Indeed, four of Russia’s nuclear bombers were spotted flying near the Ukrainian border under fighter escort late last week just after news broke that Russia’s flagship missile cruiser, the Moskva, was sunk by a Ukrainian attack using anti-ship Neptune missiles launched from the shore. It was the first time Russia lost its flagship since the Russo-Japanese war in 1904 and is the biggest Russian warship to be sunk in action since World War II. It was a major loss for Russian morale and the government’s public relations campaign in Russia which has somehow, likely through fear, repression, and manipulation, mobilized the country into a nationalistic frenzy – the final piece to the puzzle which will have Russia use nuclear weapons.

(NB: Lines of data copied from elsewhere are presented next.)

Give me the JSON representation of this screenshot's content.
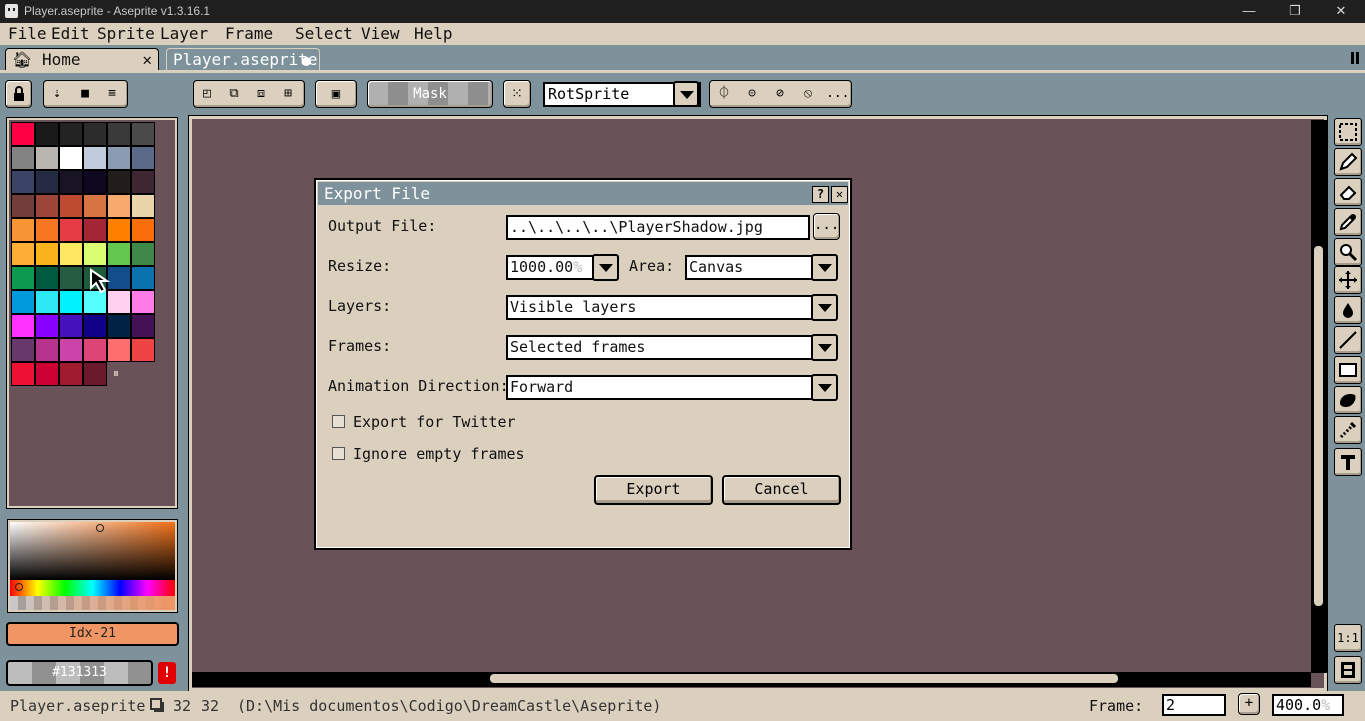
{
  "window": {
    "title": "Player.aseprite - Aseprite v1.3.16.1",
    "minimize": "—",
    "maximize": "❐",
    "close": "✕"
  },
  "menu": [
    "File",
    "Edit",
    "Sprite",
    "Layer",
    "Frame",
    "Select",
    "View",
    "Help"
  ],
  "tabs": {
    "home_label": "Home",
    "home_close": "✕",
    "doc_label": "Player.aseprite"
  },
  "toolbar": {
    "mask_label": "Mask",
    "rotation_algorithm": "RotSprite",
    "more_label": "..."
  },
  "palette": {
    "colors": [
      [
        "#ff0044",
        "#1a1a1a",
        "#232323",
        "#2c2c2c",
        "#3a3a3a",
        "#4a4a4a"
      ],
      [
        "#838383",
        "#b8b5b0",
        "#ffffff",
        "#c0cbdc",
        "#8b9bb4",
        "#5a6988"
      ],
      [
        "#3a4466",
        "#262b44",
        "#181425",
        "#100820",
        "#221c1a",
        "#3e2731"
      ],
      [
        "#733e39",
        "#9e4539",
        "#be4a2f",
        "#d77643",
        "#f7a96e",
        "#ead4aa"
      ],
      [
        "#f79433",
        "#f77622",
        "#e43b44",
        "#a22633",
        "#ff7f00",
        "#fa6e0a"
      ],
      [
        "#feae34",
        "#fbb31a",
        "#fee761",
        "#dbfd72",
        "#63c74d",
        "#3e8948"
      ],
      [
        "#0e9a4e",
        "#005a3e",
        "#265c42",
        "#1d5c3a",
        "#124e89",
        "#0b72b0"
      ],
      [
        "#0099db",
        "#2ce8f5",
        "#00f2ff",
        "#55ffff",
        "#ffd0f0",
        "#ff7ce8"
      ],
      [
        "#ff33ff",
        "#8800ff",
        "#4411bb",
        "#110088",
        "#002244",
        "#441155"
      ],
      [
        "#68386c",
        "#b5338a",
        "#cc44aa",
        "#dd4477",
        "#ff6e6e",
        "#ee4444"
      ],
      [
        "#ee1133",
        "#cc0033",
        "#a01a30",
        "#6a1a2a",
        "",
        ""
      ]
    ]
  },
  "color_bar": {
    "index_label": "Idx-21",
    "hex_label": "#131313",
    "warning": "!"
  },
  "dialog": {
    "title": "Export File",
    "help": "?",
    "close": "✕",
    "output_label": "Output File:",
    "output_value": "..\\..\\..\\..\\PlayerShadow.jpg",
    "browse_label": "...",
    "resize_label": "Resize:",
    "resize_value": "1000.00",
    "resize_unit": "%",
    "area_label": "Area:",
    "area_value": "Canvas",
    "layers_label": "Layers:",
    "layers_value": "Visible layers",
    "frames_label": "Frames:",
    "frames_value": "Selected frames",
    "direction_label": "Animation Direction:",
    "direction_value": "Forward",
    "twitter_label": "Export for Twitter",
    "twitter_checked": false,
    "ignore_label": "Ignore empty frames",
    "ignore_checked": false,
    "export_label": "Export",
    "cancel_label": "Cancel"
  },
  "status": {
    "filename": "Player.aseprite",
    "size_w": "32",
    "size_h": "32",
    "path": "(D:\\Mis documentos\\Codigo\\DreamCastle\\Aseprite)",
    "frame_label": "Frame:",
    "frame_value": "2",
    "add_frame": "+",
    "zoom_value": "400.0",
    "zoom_unit": "%"
  },
  "right_tools_bottom": [
    "1:1",
    "⏶"
  ]
}
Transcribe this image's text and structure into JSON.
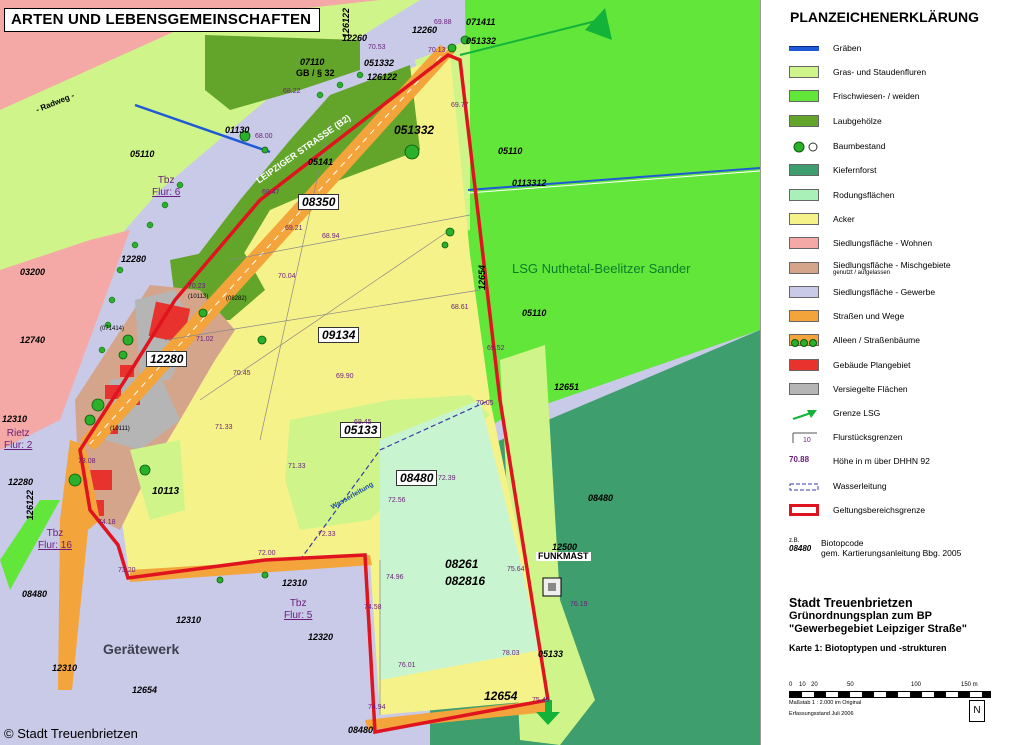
{
  "map": {
    "title": "ARTEN UND LEBENSGEMEINSCHAFTEN",
    "copyright": "© Stadt Treuenbrietzen",
    "street_label": "LEIPZIGER STRASSE (B2)",
    "radweg_label": "- Radweg -",
    "lsg_label": "LSG Nuthetal-Beelitzer Sander",
    "geraetewerk_label": "Gerätewerk",
    "funkmast_label": "FUNKMAST",
    "gb_label": "GB / § 32",
    "wasserleitung_label": "Wasserleitung",
    "flur_labels": [
      {
        "line1": "Tbz",
        "line2": "Flur: 6"
      },
      {
        "line1": "Rietz",
        "line2": "Flur: 2"
      },
      {
        "line1": "Tbz",
        "line2": "Flur: 16"
      },
      {
        "line1": "Tbz",
        "line2": "Flur: 5"
      }
    ],
    "boxed_codes": [
      "051332",
      "08350",
      "09134",
      "12280",
      "05133",
      "08480",
      "08261",
      "082816",
      "12654",
      "10113"
    ],
    "codes": [
      "126122",
      "12260",
      "12260",
      "071411",
      "051332",
      "07110",
      "051332",
      "126122",
      "01130",
      "05110",
      "05141",
      "05110",
      "0113312",
      "12654",
      "05110",
      "03200",
      "12280",
      "12740",
      "12310",
      "12280",
      "126122",
      "08480",
      "12310",
      "12310",
      "12320",
      "12310",
      "12654",
      "08480",
      "12651",
      "08480",
      "12500",
      "05133",
      "(10113)",
      "(08282)",
      "(071414)",
      "(10111)"
    ],
    "heights": [
      "69.88",
      "70.53",
      "70.13",
      "69.77",
      "68.22",
      "68.00",
      "69.47",
      "69.21",
      "70.04",
      "68.94",
      "68.61",
      "69.52",
      "69.90",
      "70.23",
      "70.45",
      "69.45",
      "70.05",
      "71.02",
      "71.33",
      "71.33",
      "72.39",
      "72.33",
      "72.56",
      "73.08",
      "74.18",
      "73.20",
      "72.00",
      "74.58",
      "74.96",
      "75.64",
      "76.19",
      "76.01",
      "78.03",
      "75.45",
      "74.94"
    ]
  },
  "legend": {
    "title": "PLANZEICHENERKLÄRUNG",
    "items": [
      {
        "label": "Gräben",
        "swatch": "line-blue"
      },
      {
        "label": "Gras- und Staudenfluren",
        "swatch": "#cff58a"
      },
      {
        "label": "Frischwiesen- / weiden",
        "swatch": "#63e63a"
      },
      {
        "label": "Laubgehölze",
        "swatch": "#63a52a"
      },
      {
        "label": "Baumbestand",
        "swatch": "tree"
      },
      {
        "label": "Kiefernforst",
        "swatch": "#3e9e6e"
      },
      {
        "label": "Rodungsflächen",
        "swatch": "#a9f0b8"
      },
      {
        "label": "Acker",
        "swatch": "#f6f28a"
      },
      {
        "label": "Siedlungsfläche - Wohnen",
        "swatch": "#f4a9a6"
      },
      {
        "label": "Siedlungsfläche - Mischgebiete",
        "sub": "genutzt / aufgelassen",
        "swatch": "#d4a58a"
      },
      {
        "label": "Siedlungsfläche - Gewerbe",
        "swatch": "#c9c9e8"
      },
      {
        "label": "Straßen und Wege",
        "swatch": "#f3a43a"
      },
      {
        "label": "Alleen / Straßenbäume",
        "swatch": "allee"
      },
      {
        "label": "Gebäude Plangebiet",
        "swatch": "#e8322e"
      },
      {
        "label": "Versiegelte Flächen",
        "swatch": "#b5b5b5"
      },
      {
        "label": "Grenze LSG",
        "swatch": "lsg"
      },
      {
        "label": "Flurstücksgrenzen",
        "swatch": "flur"
      },
      {
        "label": "Höhe in m über DHHN 92",
        "swatch": "70.88"
      },
      {
        "label": "Wasserleitung",
        "swatch": "wasser"
      },
      {
        "label": "Geltungsbereichsgrenze",
        "swatch": "red-border"
      }
    ],
    "biotop_sample_prefix": "z.B.",
    "biotop_sample_code": "08480",
    "biotop_line1": "Biotopcode",
    "biotop_line2": "gem. Kartierungsanleitung Bbg. 2005",
    "stadt": "Stadt Treuenbrietzen",
    "plan_line1": "Grünordnungsplan zum BP",
    "plan_line2": "\"Gewerbegebiet Leipziger Straße\"",
    "karte": "Karte 1: Biotoptypen und -strukturen",
    "scale_ticks": [
      "0",
      "10",
      "20",
      "50",
      "100",
      "150 m"
    ],
    "scale_text": "Maßstab 1 : 2.000 im Original",
    "erfassung": "Erfassungsstand Juli 2006",
    "north": "N"
  },
  "colors": {
    "acker": "#f6f28a",
    "gras": "#cff58a",
    "wiese": "#63e63a",
    "laub": "#63a52a",
    "kiefer": "#3e9e6e",
    "rodung": "#a9f0b8",
    "wohnen": "#f4a9a6",
    "misch": "#d4a58a",
    "gewerbe": "#c9c9e8",
    "strasse": "#f3a43a",
    "gebaeude": "#e8322e",
    "versiegelt": "#b5b5b5",
    "geltung": "#e0141e",
    "graben": "#1f5ad6"
  }
}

In brief: Russia has a military policy that allows for the use of nuclear weapons in certain circumstances; events have transpired over years and throughout this current military conflict that give Russia reason to implement that policy; the ascension of the Kherson, Zaporizhia, Donetsk, and Luhansk Oblasts into Russia (Crimea has already joined) will allow Russia to claim, however preposterously, that its foreign adversaries are attacking and advancing on the territory of the Russian Federation, thereby endangering the existence of the Russian State; Russia will employ its Soviet-era whataboutism tactic to justify its use of nuclear weapons—at least to itself and the few friends it has left—by diverting attention from its nuclear attack on Ukraine onto the atomic bombings of Japan by the United States, and the US-led NATO bombings in Serbia, and lastly, the Russian population is under a nationalistic, anti-western spell of the Z, which is quite surprising because after eight years of living in Russia I would have described the Russian people as largely apathetic.
Russia is going to face more heavy losses in the coming days and weeks, largely thanks to the flow of heavier and more sophisticated weapons from the US and NATO, which has turned the war in Ukraine to a proxy way between NATO and Russia. As the war continues because Kyiv has the means to keep up the fight and (rightfully) refuses to cede any territory to Russia in order to secure a peace deal, the costs for Russia will continue to mount. Meanwhile, Russia will likely manage to hold a few independence referendums in oblasts across southern Ukraine and grant them admission into the Russian Federation, at which time they will declare victory and an end to the war. Time will tell if they manage to pull that off by May 9, in time for the annual Victory Day parade the Russians were hoping to use to show off their victory “against the Nazis in Ukraine” in 2022 along with their victory over the Nazis in Germany more than 75 years ago.
Remember: when Ukraine launches its ballistic missiles and rolls its tanks and other forces into these new Russian territories in an effort to liberate them from the Russian occupiers, they will be, from Moscow’s perspective, attacking and invading Russia itself, threatening the very existence of the Russian State exactly how the Russian invasion of Ukraine threatens the very existence of Ukraine State. Russia will use nuclear weapons in that case to defend itself.
The world must prepare. It is a good thing Ukrainian President Zelenskyy has already started asking for anti-radiation pills.